TASK ITEM -> Exact copy, no pictures: repeat the data that follows.

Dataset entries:
§
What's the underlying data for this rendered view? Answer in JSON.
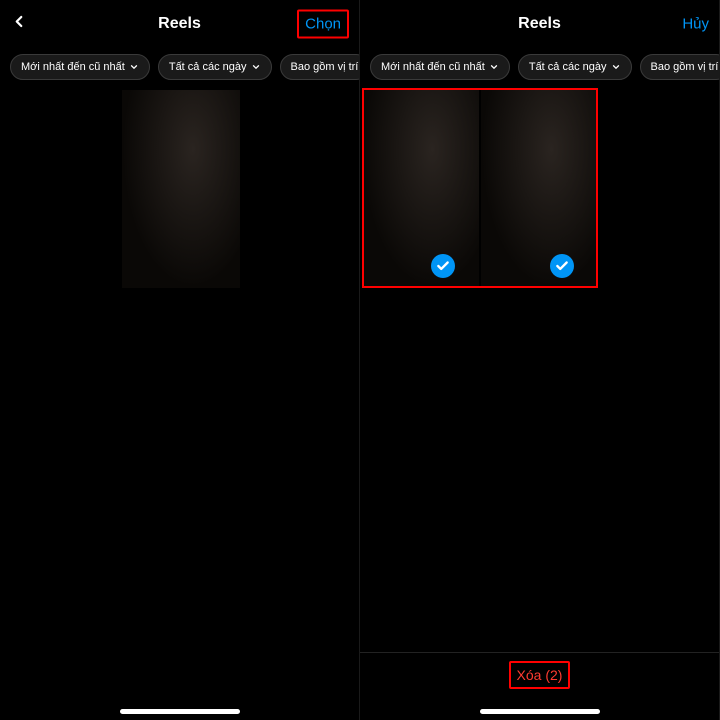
{
  "left": {
    "header": {
      "title": "Reels",
      "action": "Chọn"
    },
    "filters": [
      {
        "label": "Mới nhất đến cũ nhất",
        "dropdown": true
      },
      {
        "label": "Tất cả các ngày",
        "dropdown": true
      },
      {
        "label": "Bao gồm vị trí",
        "dropdown": false
      }
    ]
  },
  "right": {
    "header": {
      "title": "Reels",
      "action": "Hủy"
    },
    "filters": [
      {
        "label": "Mới nhất đến cũ nhất",
        "dropdown": true
      },
      {
        "label": "Tất cả các ngày",
        "dropdown": true
      },
      {
        "label": "Bao gồm vị trí",
        "dropdown": false
      }
    ],
    "bottom": {
      "delete_label": "Xóa (2)"
    }
  }
}
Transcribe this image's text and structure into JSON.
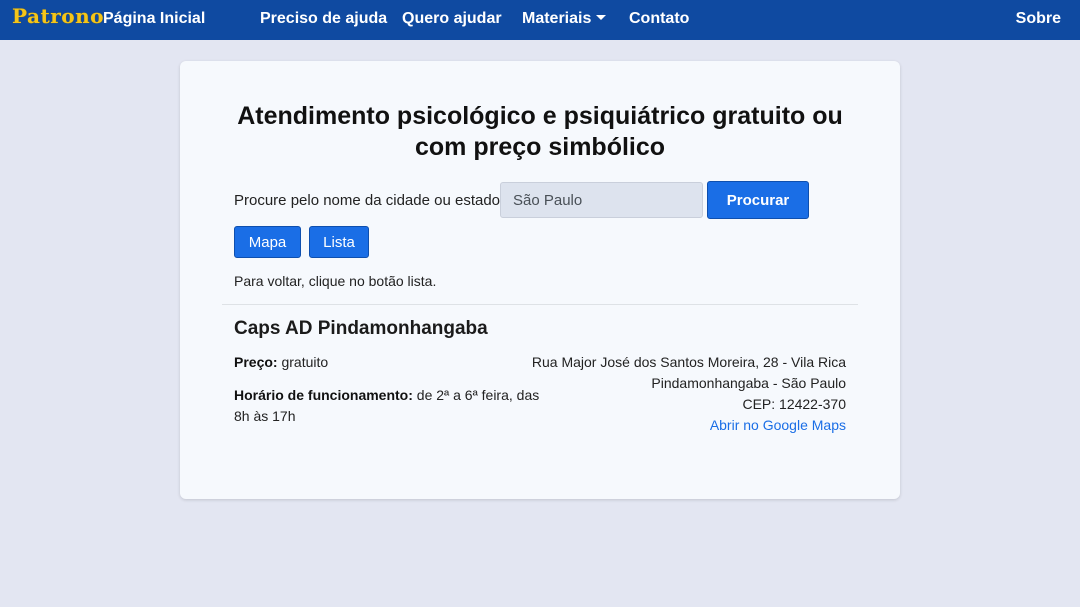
{
  "nav": {
    "brand": "Patrono",
    "home": "Página Inicial",
    "need_help": "Preciso de ajuda",
    "want_help": "Quero ajudar",
    "materials": "Materiais",
    "contact": "Contato",
    "about": "Sobre"
  },
  "main": {
    "title_line1": "Atendimento psicológico e psiquiátrico gratuito ou",
    "title_line2": "com preço simbólico",
    "search_label": "Procure pelo nome da cidade ou estado:",
    "search_value": "São Paulo",
    "search_button": "Procurar",
    "map_button": "Mapa",
    "list_button": "Lista",
    "hint": "Para voltar, clique no botão lista."
  },
  "place": {
    "name": "Caps AD Pindamonhangaba",
    "price_label": "Preço:",
    "price_value": "gratuito",
    "hours_label": "Horário de funcionamento:",
    "hours_value": "de 2ª a 6ª feira, das 8h às 17h",
    "address_line1": "Rua Major José dos Santos Moreira, 28 - Vila Rica",
    "address_line2": "Pindamonhangaba - São Paulo",
    "cep": "CEP: 12422-370",
    "maps_link": "Abrir no Google Maps"
  },
  "colors": {
    "navbar": "#0f4aa1",
    "brand": "#f5c518",
    "primary_button": "#1a6ee6",
    "background": "#e3e6f2",
    "card": "#f6f9fd"
  }
}
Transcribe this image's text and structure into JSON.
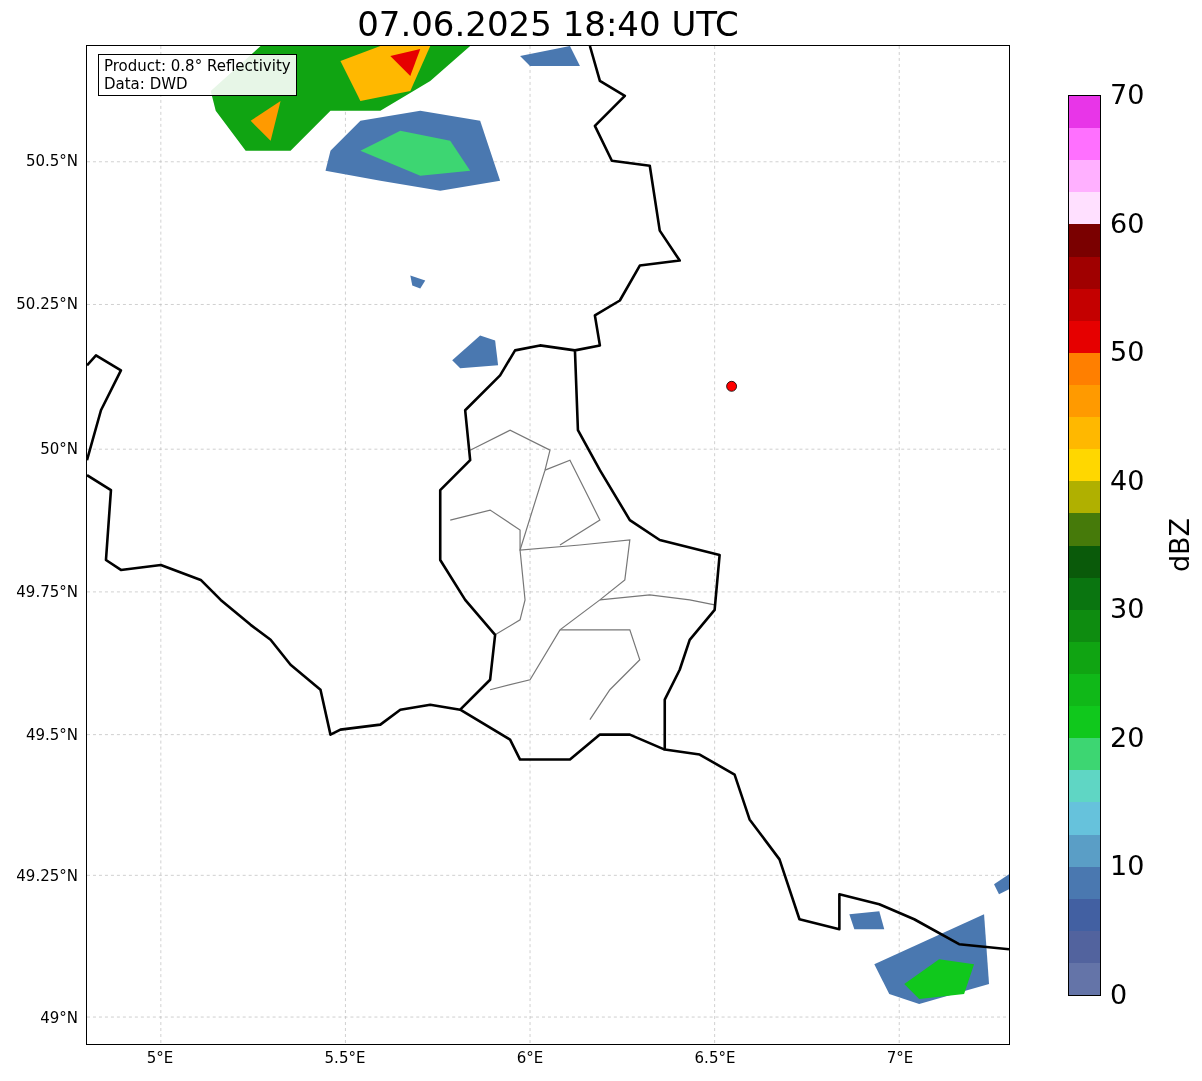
{
  "title": "07.06.2025 18:40 UTC",
  "info_box": [
    "Product: 0.8° Reflectivity",
    "Data: DWD"
  ],
  "y_ticks": [
    "50.5°N",
    "50.25°N",
    "50°N",
    "49.75°N",
    "49.5°N",
    "49.25°N",
    "49°N"
  ],
  "x_ticks": [
    "5°E",
    "5.5°E",
    "6°E",
    "6.5°E",
    "7°E"
  ],
  "colorbar": {
    "label": "dBZ",
    "ticks": [
      "70",
      "60",
      "50",
      "40",
      "30",
      "20",
      "10",
      "0"
    ],
    "segments": [
      {
        "color": "#e835e8"
      },
      {
        "color": "#ff70ff"
      },
      {
        "color": "#ffb0ff"
      },
      {
        "color": "#ffe0ff"
      },
      {
        "color": "#7a0000"
      },
      {
        "color": "#a00000"
      },
      {
        "color": "#c40000"
      },
      {
        "color": "#e60000"
      },
      {
        "color": "#ff7f00"
      },
      {
        "color": "#ff9a00"
      },
      {
        "color": "#ffb800"
      },
      {
        "color": "#ffd700"
      },
      {
        "color": "#b0b000"
      },
      {
        "color": "#467a0a"
      },
      {
        "color": "#0a5a0a"
      },
      {
        "color": "#0a7510"
      },
      {
        "color": "#0e8c10"
      },
      {
        "color": "#10a412"
      },
      {
        "color": "#10b818"
      },
      {
        "color": "#10c81c"
      },
      {
        "color": "#3dd672"
      },
      {
        "color": "#5fd6c4"
      },
      {
        "color": "#66c2dc"
      },
      {
        "color": "#5a9ec6"
      },
      {
        "color": "#4a78b0"
      },
      {
        "color": "#4260a2"
      },
      {
        "color": "#52639e"
      },
      {
        "color": "#6474a8"
      }
    ]
  }
}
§
PROBLEM SOLUTION ->
What's the underlying data for this rendered view? Answer in JSON.
{
  "left": {
    "header": {
      "title": "Reels",
      "action": "Chọn"
    },
    "filters": [
      {
        "label": "Mới nhất đến cũ nhất",
        "dropdown": true
      },
      {
        "label": "Tất cả các ngày",
        "dropdown": true
      },
      {
        "label": "Bao gồm vị trí",
        "dropdown": false
      }
    ]
  },
  "right": {
    "header": {
      "title": "Reels",
      "action": "Hủy"
    },
    "filters": [
      {
        "label": "Mới nhất đến cũ nhất",
        "dropdown": true
      },
      {
        "label": "Tất cả các ngày",
        "dropdown": true
      },
      {
        "label": "Bao gồm vị trí",
        "dropdown": false
      }
    ],
    "bottom": {
      "delete_label": "Xóa (2)"
    }
  }
}
Transcribe this image's text and structure into JSON.
{
  "nav": {
    "brand": "Patrono",
    "home": "Página Inicial",
    "need_help": "Preciso de ajuda",
    "want_help": "Quero ajudar",
    "materials": "Materiais",
    "contact": "Contato",
    "about": "Sobre"
  },
  "main": {
    "title_line1": "Atendimento psicológico e psiquiátrico gratuito ou",
    "title_line2": "com preço simbólico",
    "search_label": "Procure pelo nome da cidade ou estado:",
    "search_value": "São Paulo",
    "search_button": "Procurar",
    "map_button": "Mapa",
    "list_button": "Lista",
    "hint": "Para voltar, clique no botão lista."
  },
  "place": {
    "name": "Caps AD Pindamonhangaba",
    "price_label": "Preço:",
    "price_value": "gratuito",
    "hours_label": "Horário de funcionamento:",
    "hours_value": "de 2ª a 6ª feira, das 8h às 17h",
    "address_line1": "Rua Major José dos Santos Moreira, 28 - Vila Rica",
    "address_line2": "Pindamonhangaba - São Paulo",
    "cep": "CEP: 12422-370",
    "maps_link": "Abrir no Google Maps"
  },
  "colors": {
    "navbar": "#0f4aa1",
    "brand": "#f5c518",
    "primary_button": "#1a6ee6",
    "background": "#e3e6f2",
    "card": "#f6f9fd"
  }
}
Transcribe this image's text and structure into JSON.
{
  "title": "07.06.2025 18:40 UTC",
  "info_box": [
    "Product: 0.8° Reflectivity",
    "Data: DWD"
  ],
  "y_ticks": [
    "50.5°N",
    "50.25°N",
    "50°N",
    "49.75°N",
    "49.5°N",
    "49.25°N",
    "49°N"
  ],
  "x_ticks": [
    "5°E",
    "5.5°E",
    "6°E",
    "6.5°E",
    "7°E"
  ],
  "colorbar": {
    "label": "dBZ",
    "ticks": [
      "70",
      "60",
      "50",
      "40",
      "30",
      "20",
      "10",
      "0"
    ],
    "segments": [
      {
        "color": "#e835e8"
      },
      {
        "color": "#ff70ff"
      },
      {
        "color": "#ffb0ff"
      },
      {
        "color": "#ffe0ff"
      },
      {
        "color": "#7a0000"
      },
      {
        "color": "#a00000"
      },
      {
        "color": "#c40000"
      },
      {
        "color": "#e60000"
      },
      {
        "color": "#ff7f00"
      },
      {
        "color": "#ff9a00"
      },
      {
        "color": "#ffb800"
      },
      {
        "color": "#ffd700"
      },
      {
        "color": "#b0b000"
      },
      {
        "color": "#467a0a"
      },
      {
        "color": "#0a5a0a"
      },
      {
        "color": "#0a7510"
      },
      {
        "color": "#0e8c10"
      },
      {
        "color": "#10a412"
      },
      {
        "color": "#10b818"
      },
      {
        "color": "#10c81c"
      },
      {
        "color": "#3dd672"
      },
      {
        "color": "#5fd6c4"
      },
      {
        "color": "#66c2dc"
      },
      {
        "color": "#5a9ec6"
      },
      {
        "color": "#4a78b0"
      },
      {
        "color": "#4260a2"
      },
      {
        "color": "#52639e"
      },
      {
        "color": "#6474a8"
      }
    ]
  }
}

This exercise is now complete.